On the occasion of World Scleroderma Day, June 29, the National Scleroderma Foundation announces an increase of its peer-reviewed scientific research funding to $2.723 million annually, more than doubling its commitment. In addition to the increase in funding made available, the Foundation is also increasing the amount of its awards by $50,000 per grant to $200,000. These changes are effective for the 2022 grant funding cycle, which has a proposal submission deadline extended from September 15 to September 30, 2021, to accommodate the change in funding opportunities.
The funding increase includes specific requests for proposals in two key areas: scleroderma-related lung disease research and pediatric scleroderma. A specific, donor-funded grant of $200,000 will be awarded to an established investigator conducting scleroderma-related lung disease research. Pediatric-scleroderma research is earmarked for up to $500,000 in awards and is open to submissions from new and established investigators. Information about the Scleroderma Foundation’s Peer Review Research Program, including application guidelines is available at scleroderma.org/researchapply.

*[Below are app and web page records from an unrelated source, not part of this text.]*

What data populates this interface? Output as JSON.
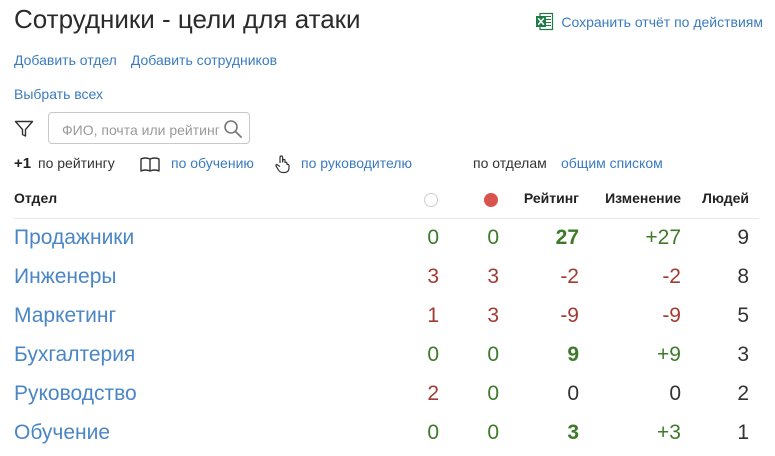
{
  "header": {
    "title": "Сотрудники - цели для атаки",
    "export_label": "Сохранить отчёт по действиям"
  },
  "actions": {
    "add_department": "Добавить отдел",
    "add_employees": "Добавить сотрудников",
    "select_all": "Выбрать всех"
  },
  "search": {
    "placeholder": "ФИО, почта или рейтинг",
    "value": ""
  },
  "sort": {
    "increment": "+1",
    "by_rating": "по рейтингу",
    "by_training": "по обучению",
    "by_manager": "по руководителю",
    "by_departments": "по отделам",
    "general_list": "общим списком"
  },
  "table": {
    "headers": {
      "department": "Отдел",
      "rating": "Рейтинг",
      "change": "Изменение",
      "people": "Людей"
    },
    "rows": [
      {
        "department": "Продажники",
        "col1": "0",
        "col2": "0",
        "rating": "27",
        "change": "+27",
        "people": "9"
      },
      {
        "department": "Инженеры",
        "col1": "3",
        "col2": "3",
        "rating": "-2",
        "change": "-2",
        "people": "8"
      },
      {
        "department": "Маркетинг",
        "col1": "1",
        "col2": "3",
        "rating": "-9",
        "change": "-9",
        "people": "5"
      },
      {
        "department": "Бухгалтерия",
        "col1": "0",
        "col2": "0",
        "rating": "9",
        "change": "+9",
        "people": "3"
      },
      {
        "department": "Руководство",
        "col1": "2",
        "col2": "0",
        "rating": "0",
        "change": "0",
        "people": "2"
      },
      {
        "department": "Обучение",
        "col1": "0",
        "col2": "0",
        "rating": "3",
        "change": "+3",
        "people": "1"
      }
    ]
  },
  "colors": {
    "link": "#3a7bbf",
    "positive": "#3d7a2a",
    "negative": "#a23b32",
    "red_dot": "#d9534f",
    "excel_green": "#1f7a45"
  },
  "icons": {
    "export": "excel-icon",
    "filter": "filter-icon",
    "search": "search-icon",
    "training": "book-icon",
    "manager": "hand-pointer-icon",
    "col1_header": "empty-circle-icon",
    "col2_header": "red-dot-icon"
  }
}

“The visionary leadership of the Foundation’s National Board of Directors, and the steadfast commitment of our donors makes this increase in research funding possible, even in challenging economic times,” said Mary J. Wheatley, CEO. “The need to accelerate the pace of discovery in scleroderma research is urgent, and we are proud of our leadership role in advancing scientific discovery and doing so with the integrity of the peer review process.”
The Foundation’s Peer-Review Research Committee is comprised of medical and research experts from across the United States, who use the same merit-based scoring system as the National Institutes of Health.
Scleroderma is a rare disease that affects connective tissue and the vascular system. Generally classified as an autoimmune rheumatic disease, an overproduction of collagen (fibrosis) hardens tissue and damages organs. Commonly affecting the skin (called localized), scleroderma also affects internal organs (systemic sclerosis) and can be life-threatening. Anyone can have scleroderma. No one knows what causes the disease, although there are many clues including genetic predisposition. There is no cure and no drugs that halt the progression of the disease or reverse it. The fibrosis at the center of scleroderma makes it prototypic for all other fibrotic diseases.
ABOUT THE NATIONAL SCLERODERMA FOUNDATION
The National Scleroderma Foundation’s threefold mission provides emotional support and disease education while funding innovative research to discover the cause, understand the mechanisms and overcome scleroderma forever. With historical roots from the 1970s and a nation-wide network of chapters, the Foundation’s signature National Scleroderma Conference provides access to expert information and is the centerpiece of the community. The Foundation’s Medical & Scientific Advisory Board is comprised of world-renowned scleroderma experts who guide the organization’s health-related policies. Its Peer-Review Research Program emphasizes scientific merit, and its novel Patients as Partners program promotes collaboration between pharmaceutical and biotech entities and people living with scleroderma in the design of clinical trials.
Original Release: June 29, 2021